As the next couple days passed, it became apparent that we did the right thing by going early. The 18th through the 20th were unimpressive, with a stiff NW breeze and not much in the way of birds. However, we all had planned on going on a later date, so our schedules were still pretty much clear. We began to talk about trying a second Big Day on Wednesday, May 21, regardless of weather...because we could. The weather for the 21st looked fine in that the NW breeze was finally forecast to die down. Conditions were favorable, but it did not look like we would see any significant migration either. We continued to scout early that week in case we made another run.
On Tuesday morning we decided to give it another go that night. Crazy, I know. We were hoping that we would be able to tighten up the inland route, leaving us enough time to cover as much coast as we needed to, which should lead to an increased total.
We met at 11pm on Tuesday night, pumped and slightly incredulous that we were doing this twice in five days. The air was still and the sky clear, as forecast. Our night started at midnight with a Sora, and we were off from there. We got everything we could have reasonably expected during that first night session except for Great Horned Owl. The quality was stellar, capped by a stridently tooting Northern Saw-whet Owl. So cool. This was the best first night session we've ever had, as far as I was concerned.

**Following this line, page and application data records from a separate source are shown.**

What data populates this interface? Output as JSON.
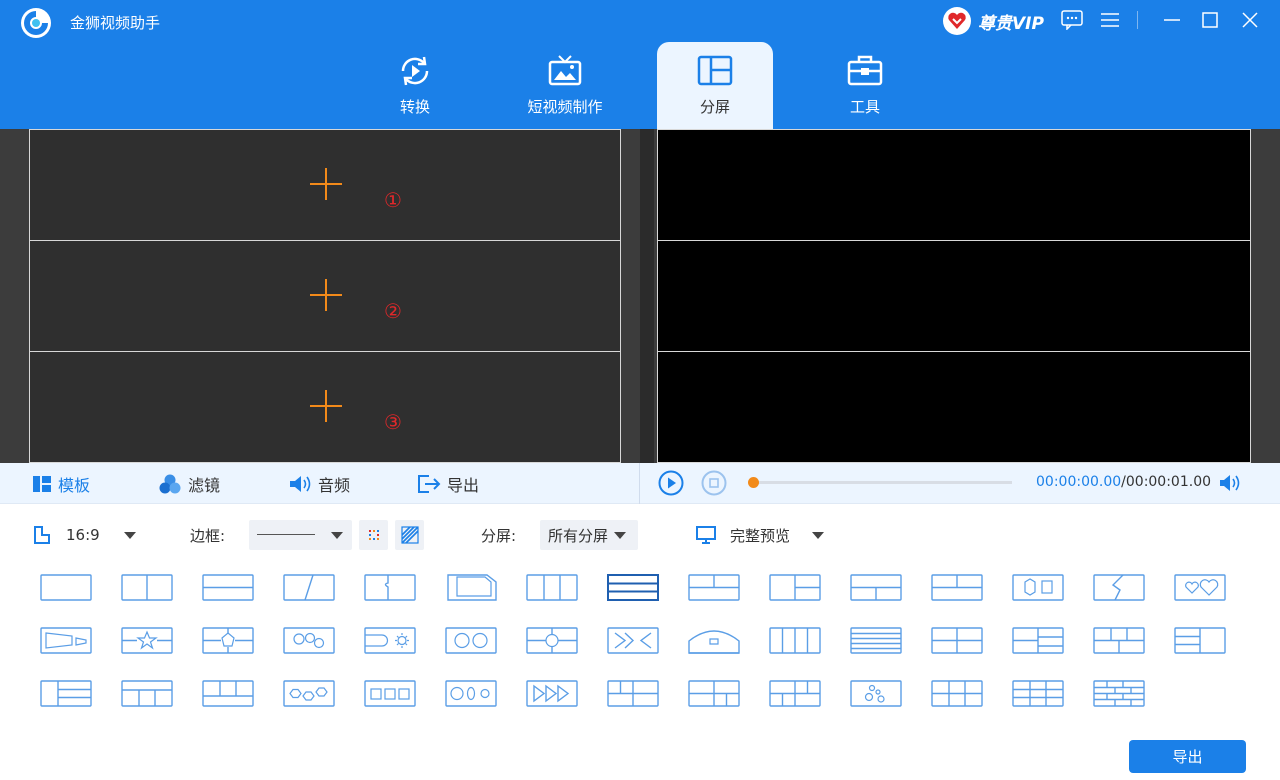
{
  "app": {
    "title": "金狮视频助手",
    "vip_label": "尊贵VIP"
  },
  "colors": {
    "brand": "#1b80e8",
    "accent": "#f28a1a",
    "number": "#e0282a"
  },
  "tabs": [
    {
      "label": "转换",
      "icon": "convert-icon"
    },
    {
      "label": "短视频制作",
      "icon": "tv-icon"
    },
    {
      "label": "分屏",
      "icon": "split-screen-icon",
      "active": true
    },
    {
      "label": "工具",
      "icon": "toolbox-icon"
    }
  ],
  "editor": {
    "cells": [
      {
        "number": "①"
      },
      {
        "number": "②"
      },
      {
        "number": "③"
      }
    ]
  },
  "strip": {
    "template": "模板",
    "filter": "滤镜",
    "audio": "音频",
    "export": "导出"
  },
  "player": {
    "current_time": "00:00:00.00",
    "total_time": "/00:00:01.00",
    "progress": 0
  },
  "options": {
    "ratio": "16:9",
    "border_label": "边框:",
    "split_label": "分屏:",
    "split_value": "所有分屏",
    "preview_value": "完整预览"
  },
  "export_button": "导出"
}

Our morning in the north went much more smoothly than it did on Saturday. There was more birdsong in the air, and this theme carried throughout the morning. As a result, we were able to spend much less time looking for individual birds and did not have to rely on as many backup locations. This helped save a ton of time. By late morning we were actually ahead of our record pace despite missing a couple species and not having many migrants at all! Dave and Fran did an amazing job at getting us to the coast at an early hour, allowing us to go much further east than we did on Saturday.
We hit the coast running at Harkness Memorial State Park, getting such birds as the King Eider we had found while scouting, Common Eider, Black Scoter, Surf Scoter, Red-breasted Merganser, Piping Plover, and Purple Sandpiper. We were feeling very, very good.

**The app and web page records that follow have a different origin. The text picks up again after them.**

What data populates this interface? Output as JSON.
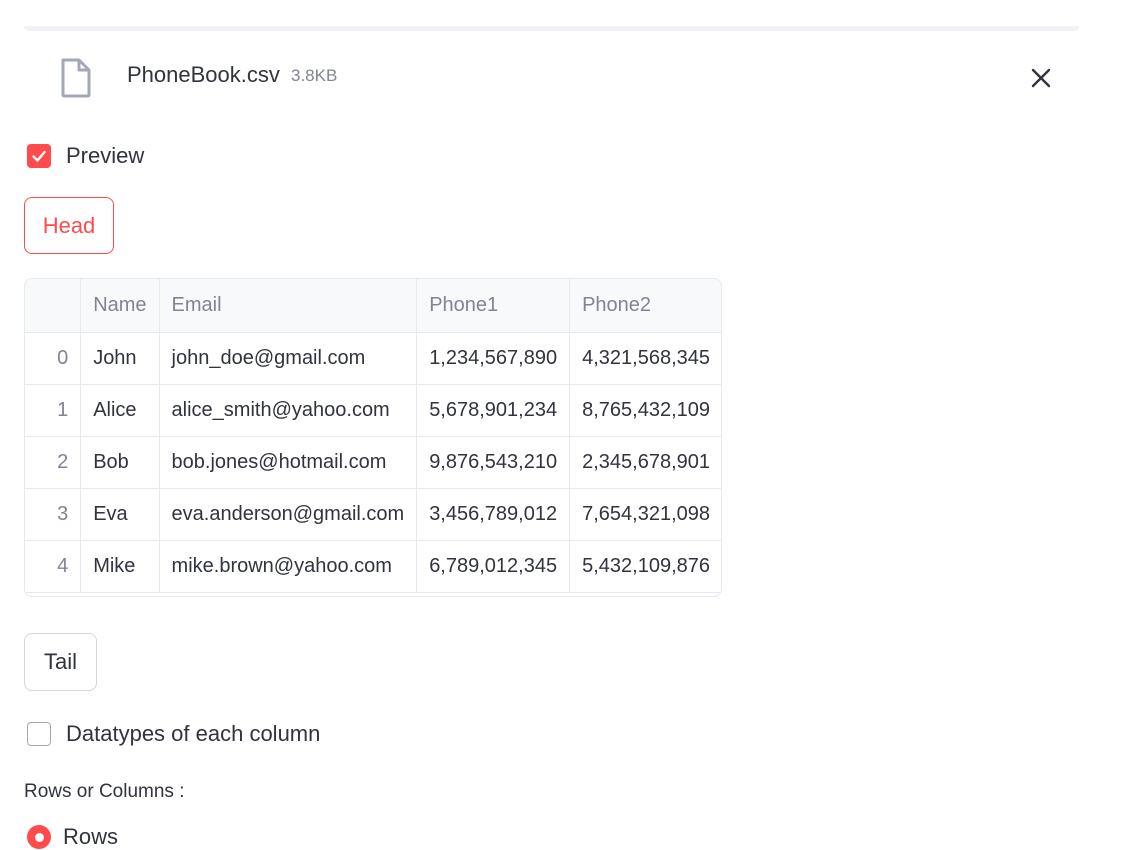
{
  "uploaded_file": {
    "name": "PhoneBook.csv",
    "size": "3.8KB",
    "icon": "file-icon",
    "remove_icon": "close-icon"
  },
  "preview_checkbox": {
    "label": "Preview",
    "checked": true
  },
  "head_button": {
    "label": "Head"
  },
  "table": {
    "columns": [
      "",
      "Name",
      "Email",
      "Phone1",
      "Phone2"
    ],
    "rows": [
      [
        "0",
        "John",
        "john_doe@gmail.com",
        "1,234,567,890",
        "4,321,568,345"
      ],
      [
        "1",
        "Alice",
        "alice_smith@yahoo.com",
        "5,678,901,234",
        "8,765,432,109"
      ],
      [
        "2",
        "Bob",
        "bob.jones@hotmail.com",
        "9,876,543,210",
        "2,345,678,901"
      ],
      [
        "3",
        "Eva",
        "eva.anderson@gmail.com",
        "3,456,789,012",
        "7,654,321,098"
      ],
      [
        "4",
        "Mike",
        "mike.brown@yahoo.com",
        "6,789,012,345",
        "5,432,109,876"
      ]
    ]
  },
  "tail_button": {
    "label": "Tail"
  },
  "datatypes_checkbox": {
    "label": "Datatypes of each column",
    "checked": false
  },
  "rows_or_columns": {
    "label": "Rows or Columns :",
    "selected_option": "Rows"
  },
  "colors": {
    "accent": "#ff4b4b",
    "text": "#31333f",
    "muted": "#808495",
    "border": "#e6e9ef"
  }
}
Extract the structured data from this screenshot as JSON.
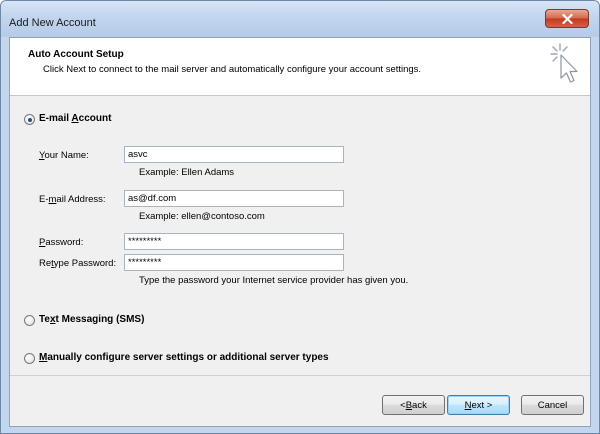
{
  "window": {
    "title": "Add New Account"
  },
  "header": {
    "title": "Auto Account Setup",
    "subtitle": "Click Next to connect to the mail server and automatically configure your account settings."
  },
  "options": {
    "email": {
      "pre": "E-mail ",
      "access": "A",
      "post": "ccount",
      "checked": true
    },
    "sms": {
      "pre": "Te",
      "access": "x",
      "post": "t Messaging (SMS)",
      "checked": false
    },
    "manual": {
      "pre": "",
      "access": "M",
      "post": "anually configure server settings or additional server types",
      "checked": false
    }
  },
  "form": {
    "name": {
      "pre": "",
      "access": "Y",
      "post": "our Name:",
      "value": "asvc",
      "hint": "Example: Ellen Adams"
    },
    "email": {
      "pre": "E-",
      "access": "m",
      "post": "ail Address:",
      "value": "as@df.com",
      "hint": "Example: ellen@contoso.com"
    },
    "password": {
      "pre": "",
      "access": "P",
      "post": "assword:",
      "value": "*********"
    },
    "retype": {
      "pre": "Re",
      "access": "t",
      "post": "ype Password:",
      "value": "*********",
      "hint": "Type the password your Internet service provider has given you."
    }
  },
  "buttons": {
    "back": {
      "pre": "< ",
      "access": "B",
      "post": "ack"
    },
    "next": {
      "pre": "",
      "access": "N",
      "post": "ext >"
    },
    "cancel": {
      "label": "Cancel"
    }
  },
  "icons": {
    "close": "close-icon",
    "setup": "cursor-sparkle-icon"
  }
}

That didn't last for as long as we had hoped though. After that point, things on the coast were a bit more of a struggle. Birds weren't quite where they were supposed to be. Instead of Saturday's efficient coastal run, it felt like pulling teeth at times. We actually got most of what we were in search of, but there were fewer surprise birds and we had to put in much more time and effort per species. In the end, we ran out of daylight once again...again short of a new record. After dark there wasn't much we needed. We ended up dipping on Great Horned Owl, but our last bird of the day was a calling King Rail that we had found just before midnight the night before! Our total? You guessed it...188! Again.
As our good friend Julian Hough put it, "Glad to see you are improving!" Ha ha...
In all seriousness, over the past 5 years we have gone from hoping to beat the old record (186) to beating it three times and tying it once. The old record is basically our new average. Now that we've upped the stakes, we should eventually reach the mid-190s. 200 is certainly not out of the question, but it has become apparent that reaching 200 on a Connecticut Big Day would take intense scouting, stellar weather conditions, perfect migration timing, and, of course, a bit of dumb luck.
I'm already looking forward to 2015.